Battlefield 5 begins with a melancholy prologue in which you play as a sequence of doomed warriors who die in progressively heinous ways.
Its purpose, I assume, is to convey the futility and agony of war. However, it feels out of place in a game where you can put on a Union Jack gas mask, leap out of a plane in mid-air, land on your feet, and then hit a Nazi over the head with a cricket bat.
DICE can’t seem to determine if war is hell or just great as hell, resulting in some bizarre tonal dissonance.
The infamously chaotic Battlefield is far from a genuine representation of a genuine, grueling battle, making a soldier’s agonized pleas of “I want to go home!” as he bleeds death sound a little tasteless.
The Swedish company must accept that its game is just a fun, goofy, knockabout shooter, since it is what it does best.
Battlefield 5 can be exciting when you’re in the midst of a conflict, with jets roaring overhead, tanks trundling past, and sniper scopes glinting in the distance.
And the deep, realistic maps just add to the chaos, especially in the post-apocalyptic Devastation, which takes place amidst the broken remnants of a bombed-out Rotterdam.
Few multiplayer games are as frantic as this one, with 64 people battling it out. And the return to World War II evokes nostalgic memories of the initial wave of Battlefield games.
This turmoil also produces some spectacular, emergent moments that might almost be choreographed set pieces, like the Spitfire I witnessed flying too low and circling a church’s bell tower, ripping a hole in the side and leaving a trail of dust and wreckage.
But this may also work against it, and I’ve lost count of the graphic problems I’ve seen, generally involving corpses being trapped in scenery or thrashing around as though reanimated by a necromancer.
Finally, there are no poor maps in Battlefield 5:
Infinite Warfare. Only a few substandard ones
This is a series known for its devastation, but you may now create things as well.
Take out your hammer, and you’ll notice the shimmering outline of sandbags, barbed wire, and other buildable fortifications on select portions of the map—usually near control points.
They can be built by any class, and you don’t have to gather materials or anything, but the process is lengthy and leaves you vulnerable to assault while you wait for a meter to slowly tick up.
The Aerodrome map is a fantastic illustration of this same as battlefield Vegas, since the entrance to a massive aircraft hangar may be blocked off with cover, Czech hedgehogs, and other obstacles to make the other team’s life more difficult.
Some maps even allow you to construct trenches for your fellow troops to travel through securely.
It never feels like the construction of these fortifications determines the result of a war, but they may drastically alter the flow of a map.
When it comes to maps, it’s a mixed bag, although some of them are among Battlefield’s greatest.
Twisted Steel is the apparent standout: a sprawling, marshy map set in France and dominated by a massive bridge, a portion of which has drastically fallen.
Below the structure lies a swampy woodland for skirmishing, but the most spectacular firefights always take place on the bridge itself, near the two capture points carefully positioned at each end of it.
When the opposition team gets possession of the bridge, regaining it is a thrilling and fulfilling task.
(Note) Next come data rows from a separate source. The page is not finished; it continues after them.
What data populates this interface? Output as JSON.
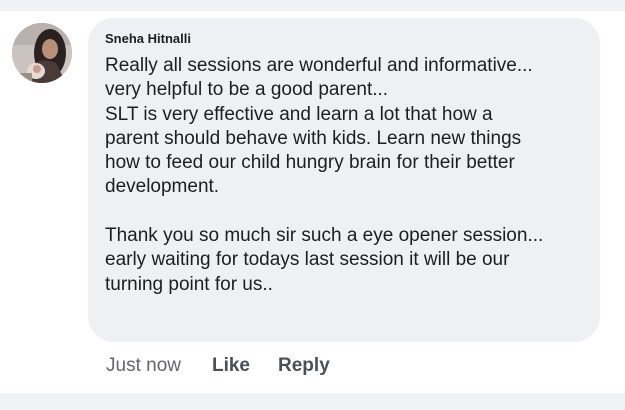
{
  "comment": {
    "author": "Sneha Hitnalli",
    "paragraph1": [
      "Really all sessions are wonderful and informative...",
      "very helpful to be a good parent...",
      "SLT is very effective and learn a lot that how a",
      "parent should behave with kids. Learn new things",
      "how to feed our child hungry brain for their better",
      "development."
    ],
    "paragraph2": [
      "Thank you so much sir such a eye opener session...",
      "early waiting for todays last session it will be our",
      "turning point for us.."
    ]
  },
  "actions": {
    "timestamp": "Just now",
    "like_label": "Like",
    "reply_label": "Reply"
  },
  "colors": {
    "page_background": "#f0f2f5",
    "bubble_background": "#eef0f3",
    "text": "#1c1e21",
    "muted_text": "#65676b"
  },
  "icons": {
    "avatar": "profile-photo"
  }
}
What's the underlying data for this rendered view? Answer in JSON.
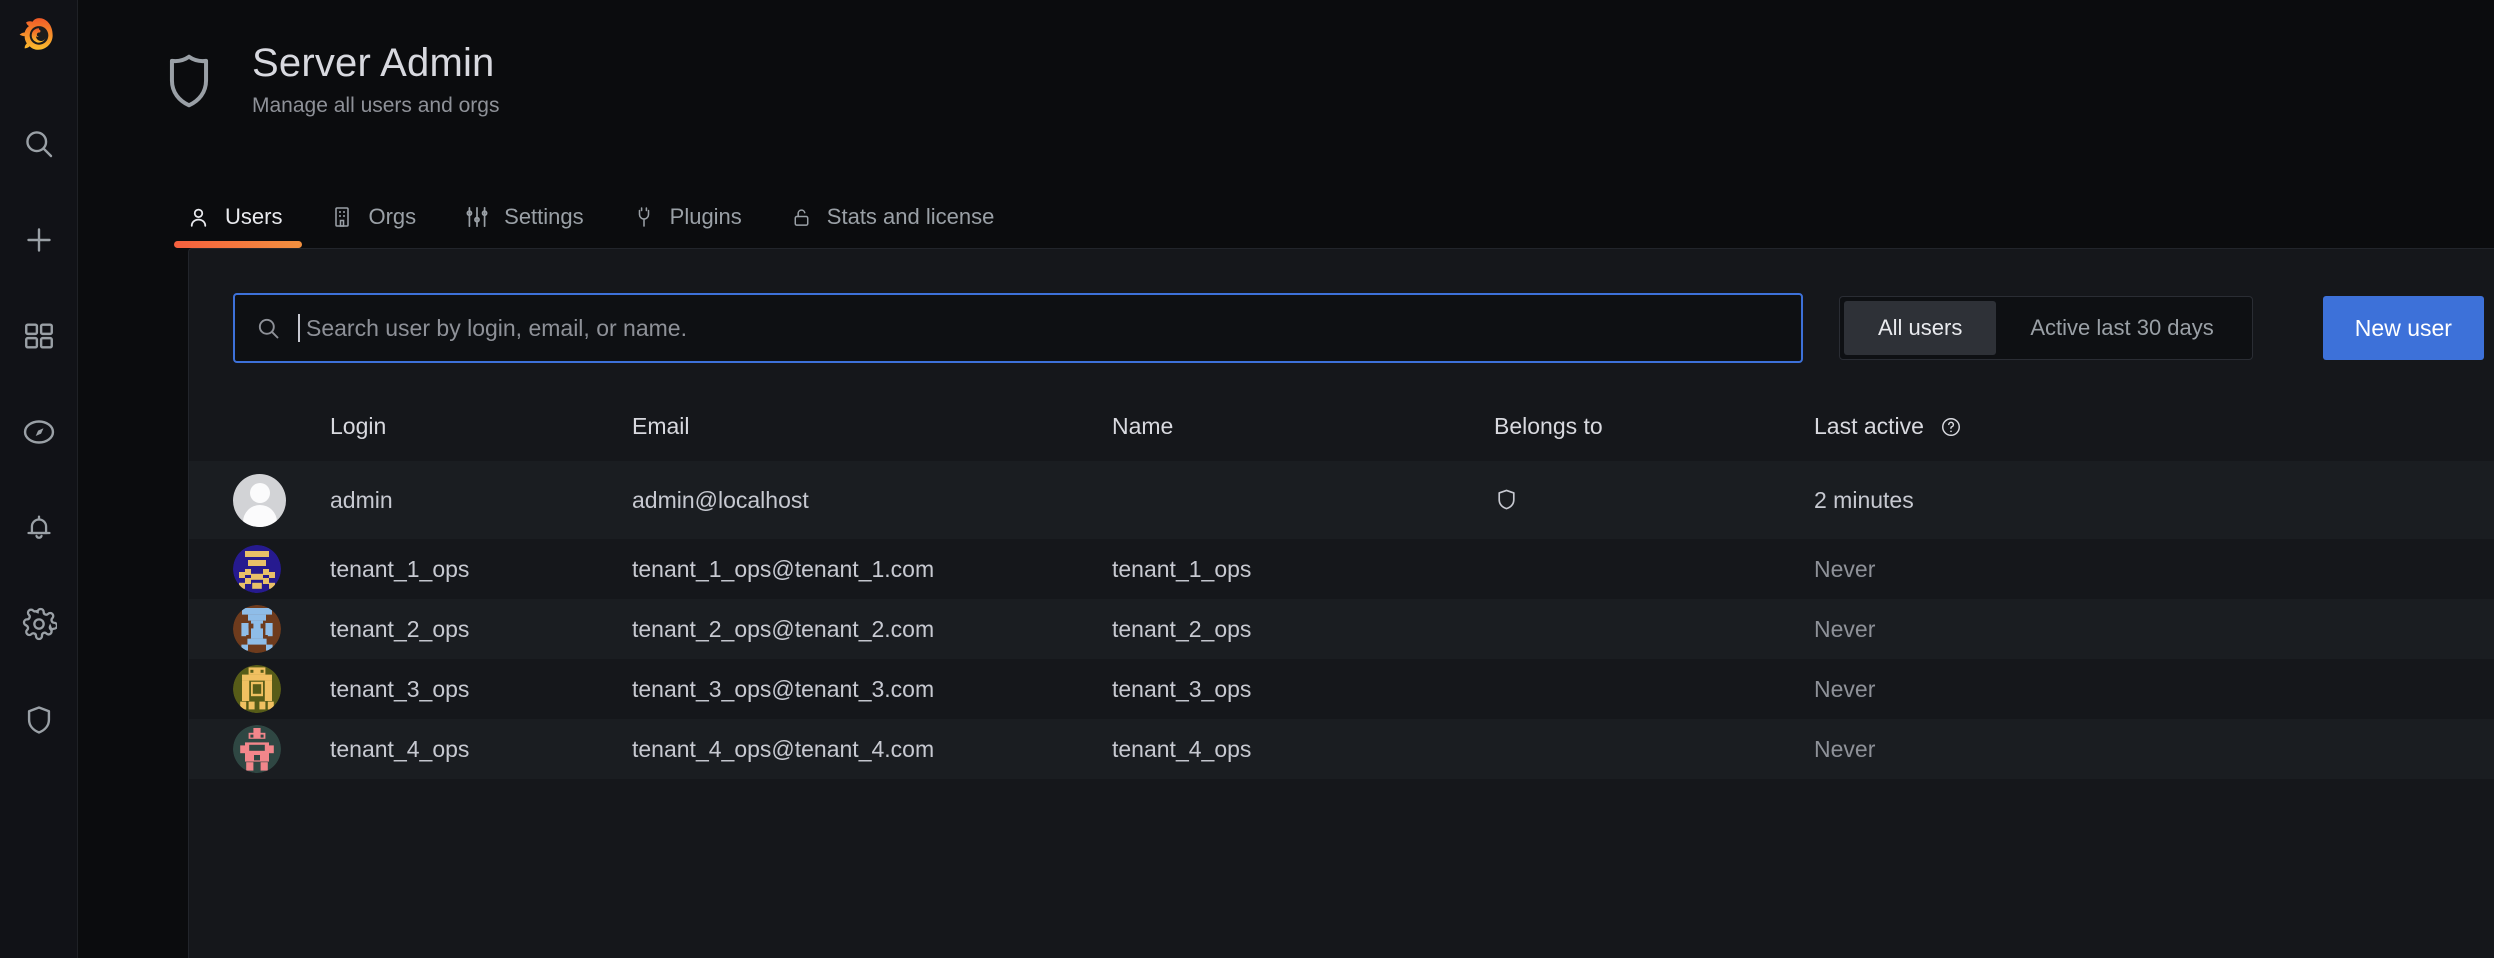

Because of its higher location, snipers have an excellent view point on the marsh and buildings below, but thankfully.
The bridge is littered with rubble and smoldering wrecks, offering just enough cover for the other side to assault through and claw back ground.
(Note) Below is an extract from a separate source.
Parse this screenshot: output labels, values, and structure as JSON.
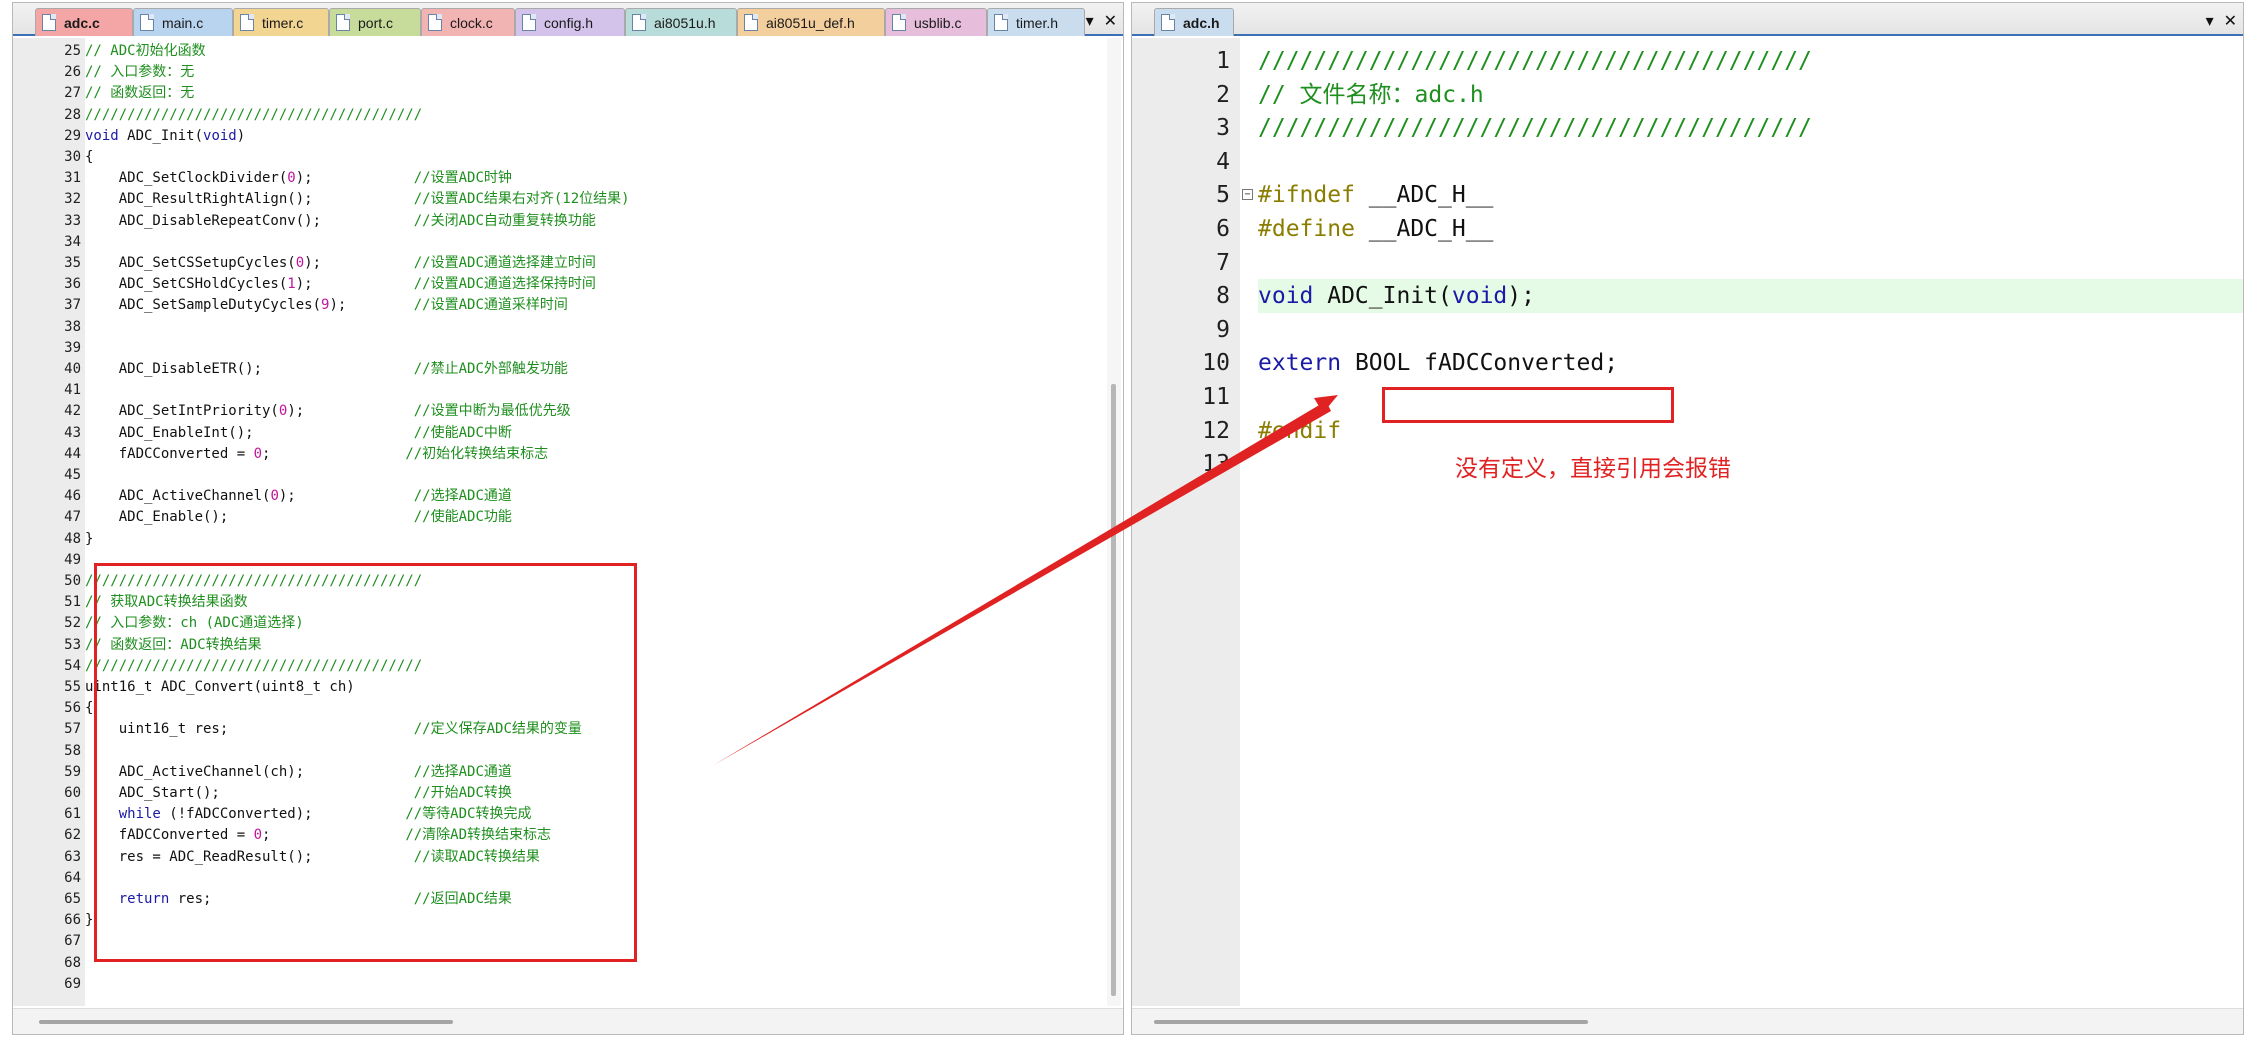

Another fantastic map is Arras, which depicts a vast stretch of French countryside covered in vibrant yellow rapeseed fields.
The vast plains are ideal for vehicle skirmishes, while infantry may fight for control of the dispersed farmhouses and settlements.
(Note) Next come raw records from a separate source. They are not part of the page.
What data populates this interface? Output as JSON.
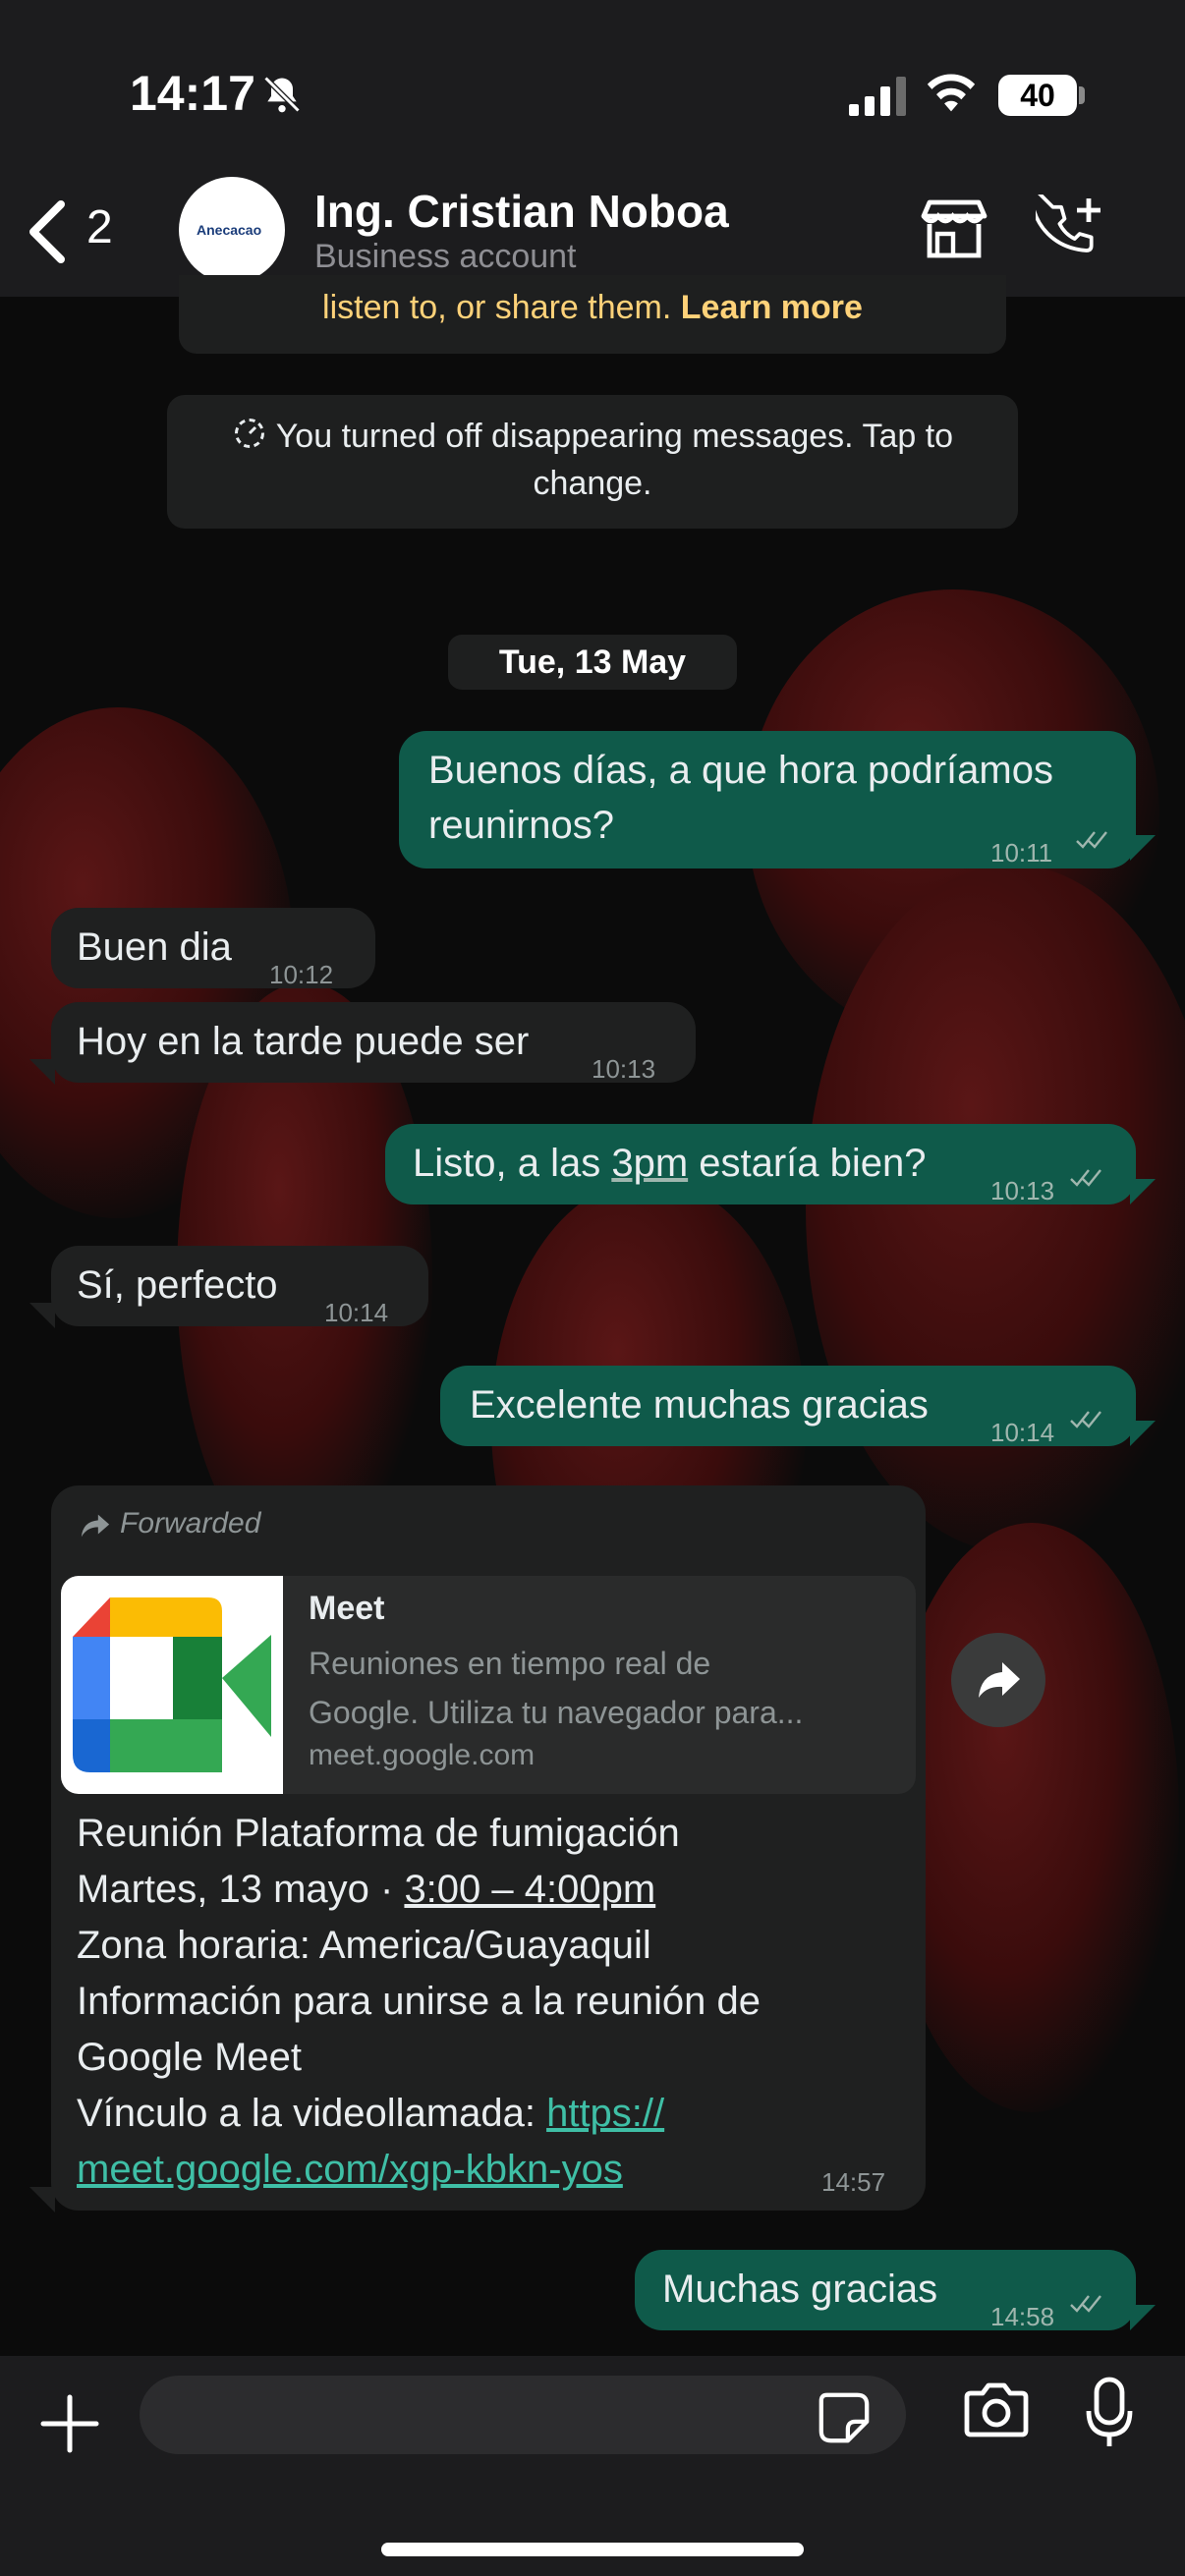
{
  "status_bar": {
    "time": "14:17",
    "battery": "40"
  },
  "header": {
    "back_count": "2",
    "avatar_logo": "Anecacao",
    "contact_name": "Ing. Cristian Noboa",
    "contact_subtitle": "Business account"
  },
  "notices": {
    "encryption_partial": "listen to, or share them.",
    "learn_more": "Learn more",
    "disappearing": "You turned off disappearing messages. Tap to change."
  },
  "date_chip": "Tue, 13 May",
  "messages": [
    {
      "dir": "out",
      "text_line1": "Buenos días, a que hora podríamos",
      "text_line2": "reunirnos?",
      "time": "10:11"
    },
    {
      "dir": "in",
      "text": "Buen dia",
      "time": "10:12"
    },
    {
      "dir": "in",
      "text": "Hoy en la tarde puede ser",
      "time": "10:13"
    },
    {
      "dir": "out",
      "text_pre": "Listo, a las ",
      "text_link": "3pm",
      "text_post": " estaría bien?",
      "time": "10:13"
    },
    {
      "dir": "in",
      "text": "Sí, perfecto",
      "time": "10:14"
    },
    {
      "dir": "out",
      "text": "Excelente muchas gracias",
      "time": "10:14"
    },
    {
      "dir": "out",
      "text": "Muchas gracias",
      "time": "14:58"
    }
  ],
  "forwarded": {
    "label": "Forwarded",
    "preview_title": "Meet",
    "preview_desc_line1": "Reuniones en tiempo real de",
    "preview_desc_line2": "Google. Utiliza tu navegador para...",
    "preview_url": "meet.google.com",
    "body_line1": "Reunión Plataforma de fumigación",
    "body_line2_pre": "Martes, 13 mayo · ",
    "body_line2_link": "3:00 – 4:00pm",
    "body_line3": "Zona horaria: America/Guayaquil",
    "body_line4": "Información para unirse a la reunión de",
    "body_line5": "Google Meet",
    "body_line6_pre": "Vínculo a la videollamada: ",
    "body_line6_link": "https://",
    "body_line7_link": "meet.google.com/xgp-kbkn-yos",
    "time": "14:57"
  },
  "colors": {
    "outgoing_bubble": "#0f5a4a",
    "incoming_bubble": "#1f2020",
    "accent_link": "#3fbfa6",
    "notice_text": "#ffd279"
  },
  "icons": [
    "bell-slash-icon",
    "signal-icon",
    "wifi-icon",
    "back-chevron-icon",
    "store-icon",
    "add-call-icon",
    "forward-arrow-icon",
    "share-icon",
    "plus-icon",
    "sticker-icon",
    "camera-icon",
    "microphone-icon",
    "double-check-icon"
  ]
}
Fjell 652, set in the Norwegian highlands, is also a lot of fun, especially the control station nestled amidst a smattering of homes.
Here’s what you’ll love to read battlefield player count
Its exposed mountaintop setting offers for some tense firefights, with potential for snipers and airplanes to make your life a living hell.
Devastation, the Rotterdam-based map
Devastation, the Rotterdam-based map I discussed previously, are not that much good.
It’s aesthetically stunning and wonderfully evocative, but the dense geometry and lack of clear, obvious pathways to each control point make it feel overcrowded and rushed.
The big desert map Hamada is wonderful for vehicle warfare, but the distances between control points.
The overall increased time-to-kill in Battlefield 5 mean you spend a lot of time rushing back to where you died and, if you’re unfortunate, being sniped by someone on the way.
Narvik and Aerodrome are located in the center.
The former is set in a Norwegian port town, and aside from a few memorable battles in an elevated rail yard on the shore, there isn’t much to recommend it.
The latter is another large, wide battlefield that is perfect for vehicles, and I only found it fascinating when both armies descended on the massive hangar in the center of the map.
In the end, there are no poor maps in Battlefield 5; only a few average ones. And that’s quite good for an online-focused FPS at launch.
Don’t forget Battlefield 6 is soon goanna launch in October 2042. So stay connected we’ll write a detailed review on that as well.